[Prompt]:
All records below must be written out exactly, with the pictures excluded.

--- The records Enclosed Below ---

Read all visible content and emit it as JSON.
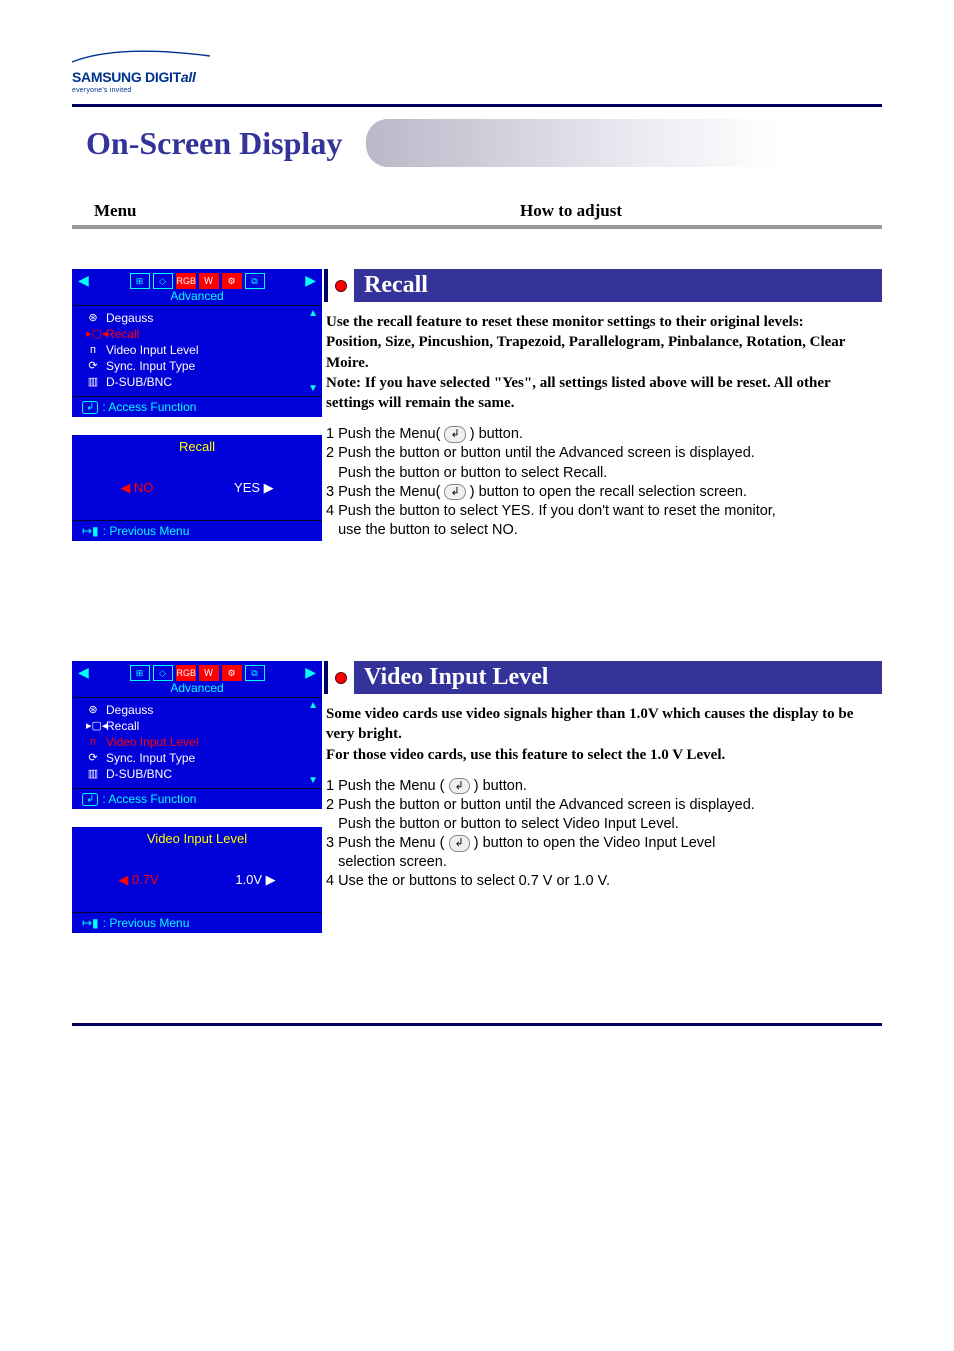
{
  "logo": {
    "brand": "SAMSUNG DIGIT",
    "brand_ital": "all",
    "tagline": "everyone's invited"
  },
  "page_title": "On-Screen Display",
  "headers": {
    "menu": "Menu",
    "how": "How to adjust"
  },
  "osd_common": {
    "advanced": "Advanced",
    "items": {
      "degauss": "Degauss",
      "recall": "Recall",
      "video_input_level": "Video Input Level",
      "sync_input_type": "Sync. Input Type",
      "dsub_bnc": "D-SUB/BNC"
    },
    "access_fn": ": Access Function",
    "prev_menu": ": Previous Menu"
  },
  "recall": {
    "title": "Recall",
    "sub_title": "Recall",
    "no": "NO",
    "yes": "YES",
    "desc_l1": "Use the recall feature to reset these monitor settings to their original levels:",
    "desc_l2": "Position, Size, Pincushion, Trapezoid, Parallelogram, Pinbalance, Rotation, Clear Moire.",
    "desc_l3": "Note: If you have selected \"Yes\", all settings listed above will be reset. All other settings will remain the same.",
    "step1": "Push the Menu(      ) button.",
    "step2a": "Push the      button or      button until the Advanced screen is displayed.",
    "step2b": "Push the      button or      button to select Recall.",
    "step3": "Push the Menu(      ) button to open the recall selection screen.",
    "step4a": "Push the      button to select YES. If you don't want to reset the monitor,",
    "step4b": "use the      button to select NO."
  },
  "vil": {
    "title": "Video Input Level",
    "sub_title": "Video Input Level",
    "opt_a": "0.7V",
    "opt_b": "1.0V",
    "desc_l1": "Some video cards use video signals higher than 1.0V which causes the display to be very bright.",
    "desc_l2": "For those video cards, use this feature to select the 1.0 V Level.",
    "step1": "Push the Menu (      ) button.",
    "step2a": "Push the      button or      button until the Advanced screen is displayed.",
    "step2b": "Push the      button or      button to select Video Input Level.",
    "step3a": "Push the Menu (      ) button to open the Video Input Level",
    "step3b": "selection screen.",
    "step4": "Use the      or      buttons to select 0.7 V or 1.0 V."
  }
}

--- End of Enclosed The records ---

[Result below]:
Read all visible content and emit it as JSON.
{
  "logo": {
    "brand": "SAMSUNG DIGIT",
    "brand_ital": "all",
    "tagline": "everyone's invited"
  },
  "page_title": "On-Screen Display",
  "headers": {
    "menu": "Menu",
    "how": "How to adjust"
  },
  "osd_common": {
    "advanced": "Advanced",
    "items": {
      "degauss": "Degauss",
      "recall": "Recall",
      "video_input_level": "Video Input Level",
      "sync_input_type": "Sync. Input Type",
      "dsub_bnc": "D-SUB/BNC"
    },
    "access_fn": ": Access Function",
    "prev_menu": ": Previous Menu"
  },
  "recall": {
    "title": "Recall",
    "sub_title": "Recall",
    "no": "NO",
    "yes": "YES",
    "desc_l1": "Use the recall feature to reset these monitor settings to their original levels:",
    "desc_l2": "Position, Size, Pincushion, Trapezoid, Parallelogram, Pinbalance, Rotation, Clear Moire.",
    "desc_l3": "Note: If you have selected \"Yes\", all settings listed above will be reset. All other settings will remain the same.",
    "step1": "Push the Menu(      ) button.",
    "step2a": "Push the      button or      button until the Advanced screen is displayed.",
    "step2b": "Push the      button or      button to select Recall.",
    "step3": "Push the Menu(      ) button to open the recall selection screen.",
    "step4a": "Push the      button to select YES. If you don't want to reset the monitor,",
    "step4b": "use the      button to select NO."
  },
  "vil": {
    "title": "Video Input Level",
    "sub_title": "Video Input Level",
    "opt_a": "0.7V",
    "opt_b": "1.0V",
    "desc_l1": "Some video cards use video signals higher than 1.0V which causes the display to be very bright.",
    "desc_l2": "For those video cards, use this feature to select the 1.0 V Level.",
    "step1": "Push the Menu (      ) button.",
    "step2a": "Push the      button or      button until the Advanced screen is displayed.",
    "step2b": "Push the      button or      button to select Video Input Level.",
    "step3a": "Push the Menu (      ) button to open the Video Input Level",
    "step3b": "selection screen.",
    "step4": "Use the      or      buttons to select 0.7 V or 1.0 V."
  }
}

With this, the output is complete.